§ **Directions for this task**
Lines below containing the word "data" should be copied out.

§ **Material for this exercise**
= Beginning of Section =

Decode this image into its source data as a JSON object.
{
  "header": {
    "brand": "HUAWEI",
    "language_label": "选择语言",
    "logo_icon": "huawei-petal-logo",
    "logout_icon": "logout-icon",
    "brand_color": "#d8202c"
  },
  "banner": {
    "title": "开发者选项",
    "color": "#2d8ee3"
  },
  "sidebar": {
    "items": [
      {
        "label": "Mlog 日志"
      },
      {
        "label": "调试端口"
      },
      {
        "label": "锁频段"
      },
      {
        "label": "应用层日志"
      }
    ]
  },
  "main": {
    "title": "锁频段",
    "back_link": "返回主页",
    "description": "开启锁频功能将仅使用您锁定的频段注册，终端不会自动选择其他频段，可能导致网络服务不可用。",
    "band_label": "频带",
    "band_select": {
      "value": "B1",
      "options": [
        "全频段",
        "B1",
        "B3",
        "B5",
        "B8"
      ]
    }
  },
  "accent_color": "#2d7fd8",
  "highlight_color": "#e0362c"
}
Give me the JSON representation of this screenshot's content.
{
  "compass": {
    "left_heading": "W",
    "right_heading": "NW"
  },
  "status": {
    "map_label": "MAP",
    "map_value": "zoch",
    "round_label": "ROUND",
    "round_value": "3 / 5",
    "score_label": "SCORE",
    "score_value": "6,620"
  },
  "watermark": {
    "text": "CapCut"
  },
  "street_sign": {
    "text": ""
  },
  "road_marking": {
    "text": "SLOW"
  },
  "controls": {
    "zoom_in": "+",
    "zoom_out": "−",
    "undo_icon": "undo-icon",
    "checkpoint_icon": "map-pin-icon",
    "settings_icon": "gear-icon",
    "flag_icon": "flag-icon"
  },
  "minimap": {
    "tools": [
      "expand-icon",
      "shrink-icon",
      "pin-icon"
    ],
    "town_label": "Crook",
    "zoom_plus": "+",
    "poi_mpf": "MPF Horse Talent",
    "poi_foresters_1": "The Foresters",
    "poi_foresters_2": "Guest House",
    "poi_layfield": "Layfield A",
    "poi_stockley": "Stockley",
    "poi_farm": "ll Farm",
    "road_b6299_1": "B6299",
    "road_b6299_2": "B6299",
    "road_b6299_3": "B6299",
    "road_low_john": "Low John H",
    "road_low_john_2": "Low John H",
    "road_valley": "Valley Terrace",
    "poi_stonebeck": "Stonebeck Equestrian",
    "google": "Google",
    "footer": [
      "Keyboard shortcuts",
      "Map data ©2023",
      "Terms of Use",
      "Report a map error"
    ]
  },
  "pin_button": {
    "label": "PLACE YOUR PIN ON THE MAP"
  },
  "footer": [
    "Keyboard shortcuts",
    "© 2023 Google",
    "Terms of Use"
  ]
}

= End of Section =

§ **Your response**
Decode this image into its source data as a JSON object.
      "Map data ©2023",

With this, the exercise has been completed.